Additional portions of the interview of Dick Cheney showed ABC News' George Stephanopoulos letting Cheney repeat the administration's self-serving and dubious assertions on Democratic tax plans, Iraq, and the economy, including the oft-repeated Republican talking point that if Rep. Charlie Rangel were to become chairman of the House Ways and Means Committee, "you would see a major tax increase."
In her first appearance as a CBS "political consultant," former White House communications director Nicolle Wallace repeated several talking points recently advanced by the Bush administration.
During an Associated Press interview, discussing the President Clinton-Chris Wallace Fox News Sunday interview, Fox News chief Roger Ailes accused Clinton of an "assault on Wallace" and an "assault on all journalists," when Clinton forcefully responded to Wallace's question about why he did not "do more to put Al Qaeda and bin Laden out of business" when he was president.
In a New York Times article, Jim Rutenberg characterized the White House's ploy of using flatly false, straw-man arguments and the Democrats' reaction to it as a difference of perception, rather than as Democrats accurately accusing the Bush administration of misrepresenting their arguments. Additionally, Rutenberg forwarded a second Republican rhetorical deception -- distancing the party from terminology it coined, "stay the course," later found to be troublesome.

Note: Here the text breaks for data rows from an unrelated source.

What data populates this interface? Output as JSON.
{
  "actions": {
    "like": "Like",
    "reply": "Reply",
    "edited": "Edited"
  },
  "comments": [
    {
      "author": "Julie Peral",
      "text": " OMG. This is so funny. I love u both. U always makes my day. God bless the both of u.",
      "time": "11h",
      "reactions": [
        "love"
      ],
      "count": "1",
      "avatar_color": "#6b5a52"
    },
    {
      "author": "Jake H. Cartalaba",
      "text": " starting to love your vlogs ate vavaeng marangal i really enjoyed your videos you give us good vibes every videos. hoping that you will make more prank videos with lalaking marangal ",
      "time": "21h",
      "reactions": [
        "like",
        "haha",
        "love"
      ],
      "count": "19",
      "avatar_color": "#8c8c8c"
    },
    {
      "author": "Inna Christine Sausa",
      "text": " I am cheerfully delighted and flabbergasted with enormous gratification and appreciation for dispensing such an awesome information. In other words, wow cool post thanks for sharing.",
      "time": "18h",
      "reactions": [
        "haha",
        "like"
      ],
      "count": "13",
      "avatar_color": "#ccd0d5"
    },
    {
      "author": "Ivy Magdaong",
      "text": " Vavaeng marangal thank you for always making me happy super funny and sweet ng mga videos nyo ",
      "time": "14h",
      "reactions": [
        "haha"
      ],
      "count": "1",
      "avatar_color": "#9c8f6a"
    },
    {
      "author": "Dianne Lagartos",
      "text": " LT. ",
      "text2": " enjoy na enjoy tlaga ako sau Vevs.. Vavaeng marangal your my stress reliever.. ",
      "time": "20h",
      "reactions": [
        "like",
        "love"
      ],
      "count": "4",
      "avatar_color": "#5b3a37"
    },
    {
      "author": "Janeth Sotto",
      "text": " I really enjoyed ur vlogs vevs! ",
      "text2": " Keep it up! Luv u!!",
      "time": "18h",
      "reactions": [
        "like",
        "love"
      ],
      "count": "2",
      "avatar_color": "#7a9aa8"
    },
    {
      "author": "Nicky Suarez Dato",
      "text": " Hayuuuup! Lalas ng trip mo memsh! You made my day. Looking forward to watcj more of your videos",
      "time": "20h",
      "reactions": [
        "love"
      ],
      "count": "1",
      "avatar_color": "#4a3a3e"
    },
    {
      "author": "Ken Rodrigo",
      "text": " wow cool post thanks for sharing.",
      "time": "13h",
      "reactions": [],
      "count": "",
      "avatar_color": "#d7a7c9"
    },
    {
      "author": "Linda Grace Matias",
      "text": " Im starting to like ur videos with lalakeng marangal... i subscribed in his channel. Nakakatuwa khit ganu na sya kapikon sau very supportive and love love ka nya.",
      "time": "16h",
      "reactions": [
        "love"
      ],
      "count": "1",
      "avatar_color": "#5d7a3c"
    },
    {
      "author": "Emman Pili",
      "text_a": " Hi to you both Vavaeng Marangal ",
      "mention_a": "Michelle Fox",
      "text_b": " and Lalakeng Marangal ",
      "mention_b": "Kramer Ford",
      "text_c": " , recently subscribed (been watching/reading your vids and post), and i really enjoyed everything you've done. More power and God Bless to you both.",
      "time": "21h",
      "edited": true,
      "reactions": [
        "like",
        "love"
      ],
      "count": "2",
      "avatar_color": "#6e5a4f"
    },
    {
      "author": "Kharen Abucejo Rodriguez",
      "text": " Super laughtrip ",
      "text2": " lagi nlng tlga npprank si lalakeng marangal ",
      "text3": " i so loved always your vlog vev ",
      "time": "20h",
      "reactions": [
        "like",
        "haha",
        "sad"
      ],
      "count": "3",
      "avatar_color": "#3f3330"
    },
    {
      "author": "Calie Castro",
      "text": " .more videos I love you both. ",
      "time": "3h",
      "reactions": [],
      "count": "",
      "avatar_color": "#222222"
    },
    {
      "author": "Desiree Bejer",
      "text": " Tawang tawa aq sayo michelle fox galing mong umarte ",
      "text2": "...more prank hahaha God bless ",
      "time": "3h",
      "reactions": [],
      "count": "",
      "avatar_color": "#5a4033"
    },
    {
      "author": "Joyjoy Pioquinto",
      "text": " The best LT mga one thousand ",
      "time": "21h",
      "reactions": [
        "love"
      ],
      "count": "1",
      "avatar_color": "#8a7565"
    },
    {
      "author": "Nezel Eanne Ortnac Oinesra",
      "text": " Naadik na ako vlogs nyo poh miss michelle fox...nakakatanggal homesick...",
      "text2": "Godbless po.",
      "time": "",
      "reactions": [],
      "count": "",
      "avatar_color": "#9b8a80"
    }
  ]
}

Fox News dedicated its coverage of an interview of President Clinton by Chris Wallace to portraying Wallace as the victim, while depicting Clinton as having a "complete meltdown," an "angry explosion," a "volcanic reaction," and as going on a "tirade" during the interview.
ABC's World News Sunday reported Rev. Jerry Falwell's September 22 attack comparing Sen. Hillary Rodham Clinton to "Lucifer" and quoted Tony Perkins attacking Democrats who discuss their faith. ABC did not, however, include Clinton's response to Falwell's comments, nor did the network note that for all of Perkins's talk of a "disconnect" between Democratic faith and policy, some religious groups have identified what they say are inconsistencies between Christian tenets and GOP policies as well.
Matt Lauer failed to ask Sen. John McCain if he still trusts the White House to abide by the terms of a deal on detainee treatment, in light of President Bush's signing statement accompanying McCain's anti-torture bill in December 2005.
Less than two weeks after it was revealed that The Weekly Standard's Stephen Hayes had been chosen to write an official biography of Dick Cheney, the Senate Intelligence Committee released a postwar report on Iraq's weapons programs and its purported links to terrorism that thoroughly debunked the claim -- repeatedly advanced by Hayes -- that there existed a connection between the government of Saddam Hussein, Al Qaeda, and 9-11.
President Bush offered many evasive answers during a September 15 press conference, but members of the White House press corps continued a pattern of failing to follow up each other's questions regardless of how unresponsive Bush had been to the previous question.
MSNBC host Tucker Carlson declared that "as far as I know, the [Bush] administration hasn't been blaming mayors and governors" for the government's poor response to Hurricane Katrina. In fact, the White House's strategy of shifting blame to Louisiana officials for the poor response to Katrina has been well documented.
On Fox News' Your World with Neil Cavuto, boxing promoter Don King claimed that the vast majority of African-Americans who supported Sen. John Kerry for president in 2004 did so "[b]ecause they didn't know any better." He also defended President Bush's handling of the Hurricane Katrina relief effort, asserting that Bush is "is one of the best presidents we have ever had in the history of this country."
A Media Matters for America review has found that a July 24 report from a task force of the American Bar Association (ABA) on President Bush's use of so-called "signing statements" has been ignored by several media outlets, including the Los Angeles Times, all three television networks, and Fox News prime-time shows. The ABA report concluded that Bush's practice of attaching signing statements to congressional legislation "weaken[s] our cherished system of checks and balances and separation of powers."